Natasha Lester writes romance the way it should be written – fierce and passionate with strong men and, most importantly, strong and independent women.
Her third historical fiction novel, The Paris Seamstress, is the story of Estella Bisette – forced to flee France in 1940 with little more than her sewing machine and a dream of creating couture in New York – and Fabienne Bisette, Estella’s granddaughter who, in 2015, uncovers secrets about her grandmother’s past while curating a museum exhibition of her now-famous grandmother’s fashion designs.
While I felt the central theme was definitely the mystery of Estelle’s lineage, the storyline contains plenty of romance – though of a refreshingly modern kind. Estella’s beau, even in the 1940s, understands that without her work she is not herself. Her work is part of what makes Estella the woman he falls in love with:
He stood in the doorway for a moment, seeing her in a different light, in her element, working with her friends and he suddenly understood that she needed them, needed her designs, as much as she needed him; that without her work she wasn’t Estella.
There are, however, plenty of nods to traditional romance novel conventions. The men, for example, are still extravagantly handsome, accomplished and wealthy.
Parisian women and political hats
Throughout the war scenes and the love scenes, The Paris Seamstress never lets you forget you’re reading a book about fashion. Even the romance scenes are imbued with fabric references:
And the simple act of the back of his hand touching hers felt as sensual as silk on skin.
I loved the references to political resistance in the form of fashion trends. Clothes are not just there to cover skin or help a woman attract a man. They are political – Parisian women wore decorated hats as a rebellion against the poverty inflicted by German troops against the French who refused to collaborate. The woman wore threadbare dresses on their starving bodies, but they wore hats that were the height of fashion.
Smashed glass ceilings; soft, cosy landings
In 2018 we’re still fighting for widespread acceptance of workplace flexibility to allow parents (not just mothers) to work while caring for children. Back in the 1940s, even working after marriage was unthinkable for a woman. Estella, on the other hand, has been raised by a fiercely independent single, working mother. She barely conceals her irritation at being patronised by Janie’s beau and his friends:
No, Estella wanted to interject, our lives were so dull before you came along. We couldn’t order our own champagne or work out for ourselves if we were cold or make a decision about the lobster without first checking with you.
And yet, for all the breaking of social conventions, this is a satisfying novel to lose yourself in. You know your emotions will ultimately be quite safe – bad people are bad; good people are good.
And if good people do bad things it’s because they were wronged in the past and are damaged now and can’t quite help it.
In this way it’s a wonderful sort of moral escapism from the confusing times we find ourselves in, where even some charity workers exploit the very women they’re supposed to be helping.
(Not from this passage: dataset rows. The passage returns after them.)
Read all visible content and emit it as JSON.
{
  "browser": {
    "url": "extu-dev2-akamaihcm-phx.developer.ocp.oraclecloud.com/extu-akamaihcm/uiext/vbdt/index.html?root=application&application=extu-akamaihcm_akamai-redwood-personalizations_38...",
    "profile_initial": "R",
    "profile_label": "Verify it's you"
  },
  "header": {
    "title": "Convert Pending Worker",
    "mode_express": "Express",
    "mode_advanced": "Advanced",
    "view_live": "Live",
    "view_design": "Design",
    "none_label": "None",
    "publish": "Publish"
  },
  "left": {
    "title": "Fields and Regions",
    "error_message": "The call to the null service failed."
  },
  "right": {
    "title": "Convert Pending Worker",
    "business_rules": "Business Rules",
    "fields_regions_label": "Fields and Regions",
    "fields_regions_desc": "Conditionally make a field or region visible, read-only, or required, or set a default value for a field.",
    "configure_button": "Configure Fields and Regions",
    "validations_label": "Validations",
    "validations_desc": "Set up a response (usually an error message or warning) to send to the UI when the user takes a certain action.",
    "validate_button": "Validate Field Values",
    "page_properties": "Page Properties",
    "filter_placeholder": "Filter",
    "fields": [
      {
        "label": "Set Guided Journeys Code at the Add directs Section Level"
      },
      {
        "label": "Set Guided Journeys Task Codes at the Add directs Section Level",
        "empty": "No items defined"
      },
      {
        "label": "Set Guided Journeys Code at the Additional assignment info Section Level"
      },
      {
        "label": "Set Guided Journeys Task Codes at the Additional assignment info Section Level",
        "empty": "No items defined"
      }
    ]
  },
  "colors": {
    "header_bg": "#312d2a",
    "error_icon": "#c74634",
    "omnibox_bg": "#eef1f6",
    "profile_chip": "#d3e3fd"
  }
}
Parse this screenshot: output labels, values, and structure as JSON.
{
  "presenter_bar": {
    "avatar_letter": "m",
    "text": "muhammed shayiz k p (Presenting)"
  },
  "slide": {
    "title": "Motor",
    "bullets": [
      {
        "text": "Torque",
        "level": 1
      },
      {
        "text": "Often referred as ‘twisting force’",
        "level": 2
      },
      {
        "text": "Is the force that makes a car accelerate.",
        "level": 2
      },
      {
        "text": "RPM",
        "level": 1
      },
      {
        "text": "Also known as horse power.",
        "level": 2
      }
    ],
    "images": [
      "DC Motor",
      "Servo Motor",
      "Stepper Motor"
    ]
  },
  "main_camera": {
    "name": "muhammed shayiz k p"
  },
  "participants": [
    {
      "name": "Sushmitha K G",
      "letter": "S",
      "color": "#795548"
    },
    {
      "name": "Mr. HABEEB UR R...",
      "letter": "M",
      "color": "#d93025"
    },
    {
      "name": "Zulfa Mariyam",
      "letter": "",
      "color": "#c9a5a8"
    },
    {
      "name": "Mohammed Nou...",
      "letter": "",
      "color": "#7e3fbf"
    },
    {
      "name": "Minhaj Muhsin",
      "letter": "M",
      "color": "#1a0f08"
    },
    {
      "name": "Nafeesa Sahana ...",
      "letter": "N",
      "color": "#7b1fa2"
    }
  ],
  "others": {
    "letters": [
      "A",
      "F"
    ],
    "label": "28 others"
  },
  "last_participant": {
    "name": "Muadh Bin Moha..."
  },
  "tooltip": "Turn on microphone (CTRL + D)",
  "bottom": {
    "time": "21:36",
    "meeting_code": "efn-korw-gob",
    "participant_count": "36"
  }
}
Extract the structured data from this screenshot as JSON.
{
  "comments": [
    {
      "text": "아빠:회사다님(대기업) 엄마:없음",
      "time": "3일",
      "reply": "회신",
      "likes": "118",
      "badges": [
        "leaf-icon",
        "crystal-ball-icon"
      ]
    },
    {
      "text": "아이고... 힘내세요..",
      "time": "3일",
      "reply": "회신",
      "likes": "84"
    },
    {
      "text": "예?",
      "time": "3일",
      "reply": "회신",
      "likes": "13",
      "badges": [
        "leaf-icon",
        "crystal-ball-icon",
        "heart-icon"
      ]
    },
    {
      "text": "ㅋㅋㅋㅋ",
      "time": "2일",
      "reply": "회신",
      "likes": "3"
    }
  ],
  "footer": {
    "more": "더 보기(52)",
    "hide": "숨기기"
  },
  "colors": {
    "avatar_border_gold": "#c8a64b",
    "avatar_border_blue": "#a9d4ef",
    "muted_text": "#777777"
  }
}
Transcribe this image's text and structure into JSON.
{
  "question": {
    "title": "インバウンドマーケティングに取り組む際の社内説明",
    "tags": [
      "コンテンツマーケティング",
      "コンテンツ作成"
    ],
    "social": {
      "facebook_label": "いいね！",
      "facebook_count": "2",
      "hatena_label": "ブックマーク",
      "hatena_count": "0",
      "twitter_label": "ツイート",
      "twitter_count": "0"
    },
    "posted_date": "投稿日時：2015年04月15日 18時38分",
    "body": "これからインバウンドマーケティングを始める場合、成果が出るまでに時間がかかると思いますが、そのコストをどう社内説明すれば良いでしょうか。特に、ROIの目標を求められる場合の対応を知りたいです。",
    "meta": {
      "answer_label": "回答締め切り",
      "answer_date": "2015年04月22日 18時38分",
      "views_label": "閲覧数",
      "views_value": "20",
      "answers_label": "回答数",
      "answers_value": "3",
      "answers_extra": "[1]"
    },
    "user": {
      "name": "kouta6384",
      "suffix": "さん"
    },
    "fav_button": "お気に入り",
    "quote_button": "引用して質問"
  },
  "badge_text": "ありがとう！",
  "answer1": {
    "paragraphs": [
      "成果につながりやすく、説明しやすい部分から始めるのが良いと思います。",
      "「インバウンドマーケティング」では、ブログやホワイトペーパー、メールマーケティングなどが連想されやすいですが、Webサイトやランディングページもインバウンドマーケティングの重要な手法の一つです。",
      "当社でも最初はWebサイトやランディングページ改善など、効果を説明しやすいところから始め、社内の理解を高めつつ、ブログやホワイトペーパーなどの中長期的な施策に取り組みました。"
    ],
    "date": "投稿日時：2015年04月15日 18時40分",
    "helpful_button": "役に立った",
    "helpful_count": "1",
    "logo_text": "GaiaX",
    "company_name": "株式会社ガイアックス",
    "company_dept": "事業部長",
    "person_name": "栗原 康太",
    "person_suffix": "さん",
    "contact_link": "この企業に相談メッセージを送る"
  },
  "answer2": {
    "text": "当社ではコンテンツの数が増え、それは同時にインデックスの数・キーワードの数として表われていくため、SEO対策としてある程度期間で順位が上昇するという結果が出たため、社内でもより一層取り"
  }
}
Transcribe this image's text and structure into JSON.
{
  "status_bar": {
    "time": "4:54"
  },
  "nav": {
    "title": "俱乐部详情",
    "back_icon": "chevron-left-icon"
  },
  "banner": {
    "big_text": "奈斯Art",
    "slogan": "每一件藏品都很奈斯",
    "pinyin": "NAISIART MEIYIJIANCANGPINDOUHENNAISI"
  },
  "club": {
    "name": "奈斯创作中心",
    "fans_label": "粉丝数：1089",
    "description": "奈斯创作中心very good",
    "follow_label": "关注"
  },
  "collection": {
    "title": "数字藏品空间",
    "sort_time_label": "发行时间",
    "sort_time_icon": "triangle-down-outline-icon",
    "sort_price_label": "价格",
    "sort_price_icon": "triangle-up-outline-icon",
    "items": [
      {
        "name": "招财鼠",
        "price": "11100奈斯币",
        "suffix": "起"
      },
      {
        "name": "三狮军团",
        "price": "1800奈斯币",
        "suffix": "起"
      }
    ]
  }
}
French pastries and other exquisite armchair travel
If, like me, you love reading novels set abroad partly for the armchair travel element, The Paris Seamstress will certainly satisfy your itchy feet. Natasha Lester went to Paris to research the book, so you can be sure of some wonderful descriptions.
Fabienne heads out to lunch at the Marché des Enfants Rouges – a real place and Paris’s oldest covered market – ‘with its delicious food and handful of rickety tables near the old Carreau du Temple.’ From there she meanders through the Village Saint-Paul ‘home to an eclectic assortment of antique shops, galleries, cafés, vintage treasures and beautiful objects…’
The only problem is the descriptions are so vivid you’re likely to develop a craving for coffee and French pastries:
She made a cup of coffee. Then she waited, standing silent and still in the kitchen for half an hour until the caffeine hit her veins and her breath evened out.
Oh, and if you’ve read Natasha Lester’s 2017 book, Her Mother’s Secret, you’ll be thrilled to know that Leo Richier, cosmetics tycoon, makes a few cameos and helps Estella on her way.